madcratebuilder
June 8, 2012, 07:14 AM
I have a question about the use of the shoulder stock.
Is there any history of the shoulder stock being used in the war and how common was it?

The Army did do some testing with the Colt Dragoon and shoulder stocks. I believe they took delivery of 100 revolvers in the early 1850's. For a solider it's more kit to carry. It does not increase the range of the revolver although it can increase accuracy at longer range. They were probably not very popular with line troops.

When using a shoulder stock or a revolving carbine you must be aware of off hand placement. Considerable amounts of flame comes from the barrel gap and well burn and even cut through flesh if your hand or arm is in close proximity.

swopjan
June 8, 2012, 11:09 PM
didn't realize how substantial the shoulder stock is, gives some nice perspective. might pick one up myself, dunno if my 1860 is cut for a stock, never compared it to another to see.

brushhippie
June 9, 2012, 10:25 AM
It will have a small cut out in bottom of the grip frame.....dang camera bettery is dead stand by for photo.....

buckhorn
June 13, 2012, 12:15 PM
Brushhippie, Have you tried any distance shooting? I wonder how that 18" barrel affects the power and accuracy down around 100 yards? It's a cool looking carbine.

buckhorn
June 13, 2012, 12:27 PM
I read that when colt came out with it's revolving cylinder rifles, they were used by'BERDAN'S SHARPSHOOTERS' during the civil war. They were quite accurate. But, the rifleman learned to pull the loading ram down and use it for a front handle. Otherwise, holding it like a regular rifles caused cylinder gap burns on their wrists. Interesting stuff.

brushhippie
June 13, 2012, 12:38 PM
Hand placement is important with these as they will burn you,(or remove your fingers in the event of a chainfire) I have shot this at 100 yards (aiming well above it)and hit the target but it was cardboard so Im not sure what kind of pinch it would have out there that far.....I was tickled to death to hit it! Im still amazed how hard they hit at twenty yards and how fast the .36 is.

OutlawJoseyWales
June 13, 2012, 01:44 PM
When I was much younger, it was a mystery to me why Civil War troops were not issued the revolving rifles. It just made sense looking at them that soldier would be better armed this way, than the single shot muskets they were issued.

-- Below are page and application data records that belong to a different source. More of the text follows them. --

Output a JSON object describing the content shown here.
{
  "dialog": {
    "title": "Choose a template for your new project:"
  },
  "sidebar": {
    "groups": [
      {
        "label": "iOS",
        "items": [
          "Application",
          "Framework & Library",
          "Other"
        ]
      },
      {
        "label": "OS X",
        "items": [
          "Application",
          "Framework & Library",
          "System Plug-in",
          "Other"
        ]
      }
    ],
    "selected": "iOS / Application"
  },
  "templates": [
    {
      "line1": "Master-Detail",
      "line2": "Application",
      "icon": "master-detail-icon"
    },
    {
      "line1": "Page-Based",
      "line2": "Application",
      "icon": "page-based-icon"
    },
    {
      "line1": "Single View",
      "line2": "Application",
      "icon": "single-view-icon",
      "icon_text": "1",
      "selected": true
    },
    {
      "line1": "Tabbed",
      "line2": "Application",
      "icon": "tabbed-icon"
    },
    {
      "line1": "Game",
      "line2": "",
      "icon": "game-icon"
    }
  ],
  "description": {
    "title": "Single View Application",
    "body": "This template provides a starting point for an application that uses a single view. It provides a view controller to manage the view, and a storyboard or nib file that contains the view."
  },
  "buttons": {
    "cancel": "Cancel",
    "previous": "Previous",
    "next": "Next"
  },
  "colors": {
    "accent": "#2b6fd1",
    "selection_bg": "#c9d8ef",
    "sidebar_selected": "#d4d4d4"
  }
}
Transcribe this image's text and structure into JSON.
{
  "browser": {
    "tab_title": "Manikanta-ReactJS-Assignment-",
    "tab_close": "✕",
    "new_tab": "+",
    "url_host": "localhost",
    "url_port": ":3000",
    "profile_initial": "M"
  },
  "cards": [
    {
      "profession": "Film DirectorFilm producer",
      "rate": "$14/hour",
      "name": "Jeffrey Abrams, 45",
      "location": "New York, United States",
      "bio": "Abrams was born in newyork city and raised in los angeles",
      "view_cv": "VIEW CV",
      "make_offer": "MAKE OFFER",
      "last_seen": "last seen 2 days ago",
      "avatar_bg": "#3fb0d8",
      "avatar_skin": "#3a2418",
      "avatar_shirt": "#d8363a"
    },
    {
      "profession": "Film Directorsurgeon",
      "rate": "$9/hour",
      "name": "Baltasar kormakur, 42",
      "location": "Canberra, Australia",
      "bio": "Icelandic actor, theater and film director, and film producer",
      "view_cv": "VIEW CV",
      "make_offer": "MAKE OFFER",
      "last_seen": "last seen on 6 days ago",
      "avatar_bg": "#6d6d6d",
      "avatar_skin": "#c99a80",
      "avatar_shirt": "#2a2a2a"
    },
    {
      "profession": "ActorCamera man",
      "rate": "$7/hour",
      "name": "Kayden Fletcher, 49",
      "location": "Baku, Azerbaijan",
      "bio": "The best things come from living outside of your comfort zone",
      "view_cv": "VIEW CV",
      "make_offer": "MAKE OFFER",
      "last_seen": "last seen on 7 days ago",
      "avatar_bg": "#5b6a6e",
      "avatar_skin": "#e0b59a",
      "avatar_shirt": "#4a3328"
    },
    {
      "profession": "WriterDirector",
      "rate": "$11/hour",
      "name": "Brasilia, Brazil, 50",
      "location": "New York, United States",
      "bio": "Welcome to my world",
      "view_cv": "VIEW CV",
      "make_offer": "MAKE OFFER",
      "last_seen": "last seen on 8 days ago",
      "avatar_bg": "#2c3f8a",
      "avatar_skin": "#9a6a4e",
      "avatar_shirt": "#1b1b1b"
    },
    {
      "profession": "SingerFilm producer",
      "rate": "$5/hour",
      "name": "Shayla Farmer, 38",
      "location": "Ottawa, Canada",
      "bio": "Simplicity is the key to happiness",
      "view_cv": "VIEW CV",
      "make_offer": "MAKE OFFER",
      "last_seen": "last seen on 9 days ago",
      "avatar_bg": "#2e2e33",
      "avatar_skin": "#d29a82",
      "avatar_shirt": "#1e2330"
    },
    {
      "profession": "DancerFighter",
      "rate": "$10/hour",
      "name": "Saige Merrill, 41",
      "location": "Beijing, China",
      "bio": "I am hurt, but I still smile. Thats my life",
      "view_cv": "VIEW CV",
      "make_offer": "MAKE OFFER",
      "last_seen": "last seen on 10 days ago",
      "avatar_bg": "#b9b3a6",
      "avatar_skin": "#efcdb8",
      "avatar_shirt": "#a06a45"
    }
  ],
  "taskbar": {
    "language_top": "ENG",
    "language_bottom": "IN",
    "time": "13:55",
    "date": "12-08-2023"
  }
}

Looking at the pictures of them, it looked like a great and simple idea. Just make the revolver into rifles and you could solve a bunch of problems, or so I thought as a kid.

I thought this until I started actually shooting B.P. revolvers. Now, I totally understand why NOT. Just the wrist burns alone would be enough not to have a Colt revolving Rifle, much less the possibility of a chain fire.
And if you tried to solve those problems by closing off the end of the cylinder, then you'd have loaded hand grenade looking for a place to happen.

As usual, when you don't know-well you don't know.

buckhorn
June 13, 2012, 03:51 PM
Hitting a 100 yard target with a .36 revolving ANYTHING would make me proud! No wonder you like it so much. Have fun Brushhippie!

brushhippie
June 13, 2012, 05:03 PM
Thanks Buck!, like I said I HIGHLY recommend it!

Shotput79
June 16, 2012, 03:05 AM
I've seen the pistol befour but this is the first time I ever seen one with that butt stoick on it. That's the best one yet. :)